Transnational land investments induce competition for water resources

January 28, 2022

Large-scale commercial agriculture (pictured) may enhance the strain on a region’s water supply, according to new research published in Nature Communications. Credit: Paolo D’Odorico/UC Berkeley

The ongoing transition from smallholder farming to large-scale commercial agriculture is fueling a global competition for local freshwater resources, according to new research published this week in Nature Communications.

The study’s findings suggest that the expansion of transnational large-scale land acquisitions (LSLAs) by agribusiness companies enhance the strain on water availability and exacerbate competition over local water resources.

“Water scarcity was substantially enhanced by the shift to water-intensive crops by agribusiness investors and the expansion of irrigated cultivation,” said Paolo D’Odorico, professor of and chair of the UC Berkeley Department of Environmental Science, Policy and Management. D’Odorico, one of the study co-authors, conducted the research as part of a working group at  the National Socio-Environmental Synthesis Center (SESYNC).

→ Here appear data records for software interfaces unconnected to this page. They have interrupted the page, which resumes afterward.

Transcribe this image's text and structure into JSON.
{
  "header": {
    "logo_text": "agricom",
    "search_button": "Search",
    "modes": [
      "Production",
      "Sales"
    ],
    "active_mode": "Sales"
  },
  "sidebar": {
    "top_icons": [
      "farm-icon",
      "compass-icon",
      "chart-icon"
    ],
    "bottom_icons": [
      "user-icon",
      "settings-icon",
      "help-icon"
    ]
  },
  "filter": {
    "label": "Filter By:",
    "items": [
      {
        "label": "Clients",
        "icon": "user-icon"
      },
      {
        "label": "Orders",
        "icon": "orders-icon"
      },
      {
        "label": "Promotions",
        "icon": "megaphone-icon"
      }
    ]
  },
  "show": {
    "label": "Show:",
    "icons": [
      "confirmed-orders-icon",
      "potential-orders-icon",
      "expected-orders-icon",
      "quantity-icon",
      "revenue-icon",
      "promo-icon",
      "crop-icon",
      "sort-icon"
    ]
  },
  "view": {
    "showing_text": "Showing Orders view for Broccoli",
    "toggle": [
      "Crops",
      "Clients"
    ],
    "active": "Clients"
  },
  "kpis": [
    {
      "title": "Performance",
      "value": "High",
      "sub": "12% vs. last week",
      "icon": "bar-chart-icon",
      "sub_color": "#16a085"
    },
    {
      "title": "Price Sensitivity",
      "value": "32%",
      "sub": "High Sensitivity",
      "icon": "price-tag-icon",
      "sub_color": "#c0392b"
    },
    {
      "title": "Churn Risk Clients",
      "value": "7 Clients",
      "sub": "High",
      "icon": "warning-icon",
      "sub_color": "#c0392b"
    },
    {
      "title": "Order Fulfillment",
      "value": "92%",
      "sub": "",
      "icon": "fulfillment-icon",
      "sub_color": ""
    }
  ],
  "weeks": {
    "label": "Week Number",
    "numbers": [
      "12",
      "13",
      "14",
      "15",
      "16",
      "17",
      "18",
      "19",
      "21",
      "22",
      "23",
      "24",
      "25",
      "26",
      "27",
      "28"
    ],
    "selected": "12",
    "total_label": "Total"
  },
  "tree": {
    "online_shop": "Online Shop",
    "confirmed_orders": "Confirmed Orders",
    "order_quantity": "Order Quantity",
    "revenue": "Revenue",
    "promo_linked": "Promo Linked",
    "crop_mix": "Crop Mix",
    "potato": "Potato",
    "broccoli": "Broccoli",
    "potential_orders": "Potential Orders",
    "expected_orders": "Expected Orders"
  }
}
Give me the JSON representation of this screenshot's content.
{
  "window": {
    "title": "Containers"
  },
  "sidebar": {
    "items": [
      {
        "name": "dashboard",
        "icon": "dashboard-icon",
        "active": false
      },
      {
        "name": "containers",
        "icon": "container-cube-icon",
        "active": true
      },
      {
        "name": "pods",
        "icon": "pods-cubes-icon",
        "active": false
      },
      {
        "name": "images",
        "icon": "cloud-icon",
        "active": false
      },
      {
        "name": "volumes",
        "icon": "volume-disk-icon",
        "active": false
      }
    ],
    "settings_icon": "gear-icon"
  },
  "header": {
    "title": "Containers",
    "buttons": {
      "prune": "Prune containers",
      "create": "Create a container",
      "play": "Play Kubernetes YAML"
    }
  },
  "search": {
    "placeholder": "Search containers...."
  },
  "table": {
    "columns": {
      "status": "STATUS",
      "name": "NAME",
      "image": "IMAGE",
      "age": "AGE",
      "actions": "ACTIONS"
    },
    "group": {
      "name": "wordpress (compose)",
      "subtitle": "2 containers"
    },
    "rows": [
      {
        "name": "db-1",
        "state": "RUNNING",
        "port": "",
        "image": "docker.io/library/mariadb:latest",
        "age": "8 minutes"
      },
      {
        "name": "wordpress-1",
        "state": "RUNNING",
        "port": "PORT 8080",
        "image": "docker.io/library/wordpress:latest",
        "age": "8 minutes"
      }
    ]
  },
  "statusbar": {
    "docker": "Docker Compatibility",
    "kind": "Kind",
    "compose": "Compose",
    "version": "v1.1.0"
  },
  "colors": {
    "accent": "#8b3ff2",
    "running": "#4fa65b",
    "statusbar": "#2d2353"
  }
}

Since 2005, transnational LSLAs have affected more than 90 million hectares of arable land across more than 100 countries. Lead author Dr. Davide Chiarelli, a researcher from the Politecnico di Milano, said small landholders are disproportionately affected by the “global land rush.”

“Large-scale land investments may induce new water competition and appropriations of water resources to the detriment of local smallholder users,” he said.

“Water appropriation through LSLAs is expected to have important effects on smallholder farmers, food security, and rural livelihoods,” said Maria Cristina Rulli, a professor at Politecnico di Milano and senior author of the study. Proponents of LSLAs often tout them as a mechanism to support rural development through financial capital, job creation, agricultural technology transfers, and gains in agricultural productivity.

Two subsistence farmers in a field.

Subsistence farmers (pictured) are increasingly at odds with large-scale commercial farming, which may enhance the strain on a region’s water supply. Credit: Jampel dell’Angelo/Vrije Univeristeit Amsterdam

“There is the need for research that relates large-scale land investments to water dispossession and small-holder farming,” commented Jampel Dell’Angelo, a professor at Vrije Univeristeit Amsterdam.

The research was conducted by an interdisciplinary team of researchers from UC Berkeley, the Politecnico di Milano, Notre Dame University, Colorado State University, the University of Delaware, Vrije Univeristeit Amsterdam, and the University of Maryland. It is part of a SESYNC Pursuit Program on the Food-Energy-Water Interdependencies of the Global Agrarian Transition led by D’Odorico and Dell’Angelo.